A Temecula, California, man recalls that whenever he feels a chill, he says, “I guess someone walked on my grave.” If someone else feels a chill, he’ll say, “Did someone walk on your grave?” Then one day he shivered, and before he could get the words out, a friend asked, “Did a goose walk on your grave?” Which came first, the person or the goose? A similar expression may be used during a lull in a conversation. The earliest known reference to someone walking over one’s final resting place is in the writing of Jonathan Swift. This is part of a complete episode.
- Dessert Stomach 05/14/2018: Funny cat videos and cute online photos inspire equally adorable slang terms we use to talk about them. • Also, when a salamander is not... [more]
- Far Out, Man 04/30/2018: What other names could a team use if they realize it's time to give up calling themselves the "Redskins"? Also, what should we call those... [more]
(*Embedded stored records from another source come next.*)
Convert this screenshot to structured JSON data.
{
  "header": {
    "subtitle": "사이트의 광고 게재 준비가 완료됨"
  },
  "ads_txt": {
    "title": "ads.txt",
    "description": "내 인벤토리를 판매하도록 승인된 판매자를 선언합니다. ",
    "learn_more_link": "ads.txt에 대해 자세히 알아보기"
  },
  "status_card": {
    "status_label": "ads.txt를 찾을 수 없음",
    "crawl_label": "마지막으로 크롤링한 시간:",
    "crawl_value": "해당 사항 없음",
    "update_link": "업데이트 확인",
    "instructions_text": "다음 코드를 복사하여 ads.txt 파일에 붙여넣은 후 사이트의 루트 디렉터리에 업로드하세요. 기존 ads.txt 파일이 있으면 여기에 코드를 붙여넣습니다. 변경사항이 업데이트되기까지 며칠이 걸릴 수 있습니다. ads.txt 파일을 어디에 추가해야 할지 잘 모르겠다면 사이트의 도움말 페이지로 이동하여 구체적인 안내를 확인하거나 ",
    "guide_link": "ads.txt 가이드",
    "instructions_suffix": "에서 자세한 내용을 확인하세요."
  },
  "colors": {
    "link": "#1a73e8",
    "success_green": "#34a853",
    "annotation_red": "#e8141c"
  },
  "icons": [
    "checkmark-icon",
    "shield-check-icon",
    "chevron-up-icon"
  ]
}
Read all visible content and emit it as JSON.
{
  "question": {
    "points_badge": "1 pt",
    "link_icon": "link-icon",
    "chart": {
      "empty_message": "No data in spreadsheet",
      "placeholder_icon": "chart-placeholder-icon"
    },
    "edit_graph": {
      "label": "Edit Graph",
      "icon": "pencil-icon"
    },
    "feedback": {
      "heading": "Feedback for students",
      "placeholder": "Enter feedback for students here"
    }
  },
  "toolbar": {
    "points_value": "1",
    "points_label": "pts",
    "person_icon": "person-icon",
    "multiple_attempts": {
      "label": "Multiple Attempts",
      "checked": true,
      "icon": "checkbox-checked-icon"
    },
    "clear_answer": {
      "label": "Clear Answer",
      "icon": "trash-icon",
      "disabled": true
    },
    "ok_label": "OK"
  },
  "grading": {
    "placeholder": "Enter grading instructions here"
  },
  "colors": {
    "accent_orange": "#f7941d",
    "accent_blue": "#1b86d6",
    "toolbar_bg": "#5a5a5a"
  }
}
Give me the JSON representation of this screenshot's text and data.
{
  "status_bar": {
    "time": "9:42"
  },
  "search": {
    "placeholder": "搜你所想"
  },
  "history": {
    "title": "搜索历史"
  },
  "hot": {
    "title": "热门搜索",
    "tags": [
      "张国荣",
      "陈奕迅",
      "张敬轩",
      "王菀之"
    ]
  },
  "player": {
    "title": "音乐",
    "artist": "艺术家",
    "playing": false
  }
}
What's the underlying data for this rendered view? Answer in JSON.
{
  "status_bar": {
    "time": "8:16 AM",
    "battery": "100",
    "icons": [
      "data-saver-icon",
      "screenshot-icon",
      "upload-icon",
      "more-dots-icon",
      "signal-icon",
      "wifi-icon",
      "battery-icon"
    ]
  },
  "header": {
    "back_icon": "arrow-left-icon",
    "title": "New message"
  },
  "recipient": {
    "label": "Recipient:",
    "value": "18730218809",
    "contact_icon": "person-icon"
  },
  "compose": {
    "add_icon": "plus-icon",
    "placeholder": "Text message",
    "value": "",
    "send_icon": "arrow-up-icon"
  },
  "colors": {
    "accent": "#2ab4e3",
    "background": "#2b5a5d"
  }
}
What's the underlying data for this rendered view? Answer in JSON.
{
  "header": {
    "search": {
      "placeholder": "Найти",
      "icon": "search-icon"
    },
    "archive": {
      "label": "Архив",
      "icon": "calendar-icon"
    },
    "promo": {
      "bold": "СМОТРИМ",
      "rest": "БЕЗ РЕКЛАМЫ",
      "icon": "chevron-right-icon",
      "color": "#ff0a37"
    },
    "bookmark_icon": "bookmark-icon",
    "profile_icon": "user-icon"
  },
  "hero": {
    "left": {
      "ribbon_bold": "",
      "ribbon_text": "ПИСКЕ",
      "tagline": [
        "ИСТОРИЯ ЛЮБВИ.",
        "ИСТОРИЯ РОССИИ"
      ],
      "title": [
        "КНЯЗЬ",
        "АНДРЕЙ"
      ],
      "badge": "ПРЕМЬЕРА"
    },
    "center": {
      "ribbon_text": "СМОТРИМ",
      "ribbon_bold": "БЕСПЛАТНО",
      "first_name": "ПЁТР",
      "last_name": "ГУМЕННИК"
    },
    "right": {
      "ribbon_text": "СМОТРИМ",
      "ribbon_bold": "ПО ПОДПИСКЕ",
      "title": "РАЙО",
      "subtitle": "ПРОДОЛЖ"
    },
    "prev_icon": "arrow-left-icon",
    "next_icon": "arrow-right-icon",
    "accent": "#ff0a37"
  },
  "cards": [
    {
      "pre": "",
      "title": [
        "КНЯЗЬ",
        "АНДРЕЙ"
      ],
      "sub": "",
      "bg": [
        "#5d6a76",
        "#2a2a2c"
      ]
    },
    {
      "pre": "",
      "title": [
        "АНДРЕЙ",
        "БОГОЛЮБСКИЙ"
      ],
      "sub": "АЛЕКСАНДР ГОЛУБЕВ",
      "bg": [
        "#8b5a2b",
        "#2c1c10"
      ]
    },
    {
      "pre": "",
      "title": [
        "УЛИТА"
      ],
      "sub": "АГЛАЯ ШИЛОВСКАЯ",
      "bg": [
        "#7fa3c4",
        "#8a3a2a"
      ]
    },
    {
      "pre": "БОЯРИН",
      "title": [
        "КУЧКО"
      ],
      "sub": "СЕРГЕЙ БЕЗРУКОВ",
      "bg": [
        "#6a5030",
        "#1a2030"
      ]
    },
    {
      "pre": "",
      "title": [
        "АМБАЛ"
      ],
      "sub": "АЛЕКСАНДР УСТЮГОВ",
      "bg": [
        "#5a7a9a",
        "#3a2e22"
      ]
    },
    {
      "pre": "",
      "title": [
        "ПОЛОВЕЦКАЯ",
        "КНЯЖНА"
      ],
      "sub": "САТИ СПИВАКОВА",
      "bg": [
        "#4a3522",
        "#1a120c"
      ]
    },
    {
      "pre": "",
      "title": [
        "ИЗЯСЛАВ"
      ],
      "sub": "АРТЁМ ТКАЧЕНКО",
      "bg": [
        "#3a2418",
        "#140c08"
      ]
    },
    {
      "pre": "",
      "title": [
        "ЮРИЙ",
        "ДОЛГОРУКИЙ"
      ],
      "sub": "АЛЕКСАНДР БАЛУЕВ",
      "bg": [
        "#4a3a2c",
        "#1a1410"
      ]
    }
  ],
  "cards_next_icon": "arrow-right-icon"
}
- Brollies and Bumbershoots 04/16/2018: If you think they refer to umbrellas as bumbershoots in the UK, think again. The word bumbershoot actually originated in the United States! In Britain,... [more]
- Cool Your Soup 04/09/2018: According to Nigerian writer Chinua Achebe, it's important to master the basics of writing, but there comes a time when you have to strike out... [more]
- Put on the Dog 04/02/2018: Why isn't "you're welcome" the default response to "thank you" for everyone? Plus lies that kids tell, Philadelphia lawyer, cowbelly, skutch, mind-bottling vs. mind-boggling, tsundoku,... [more]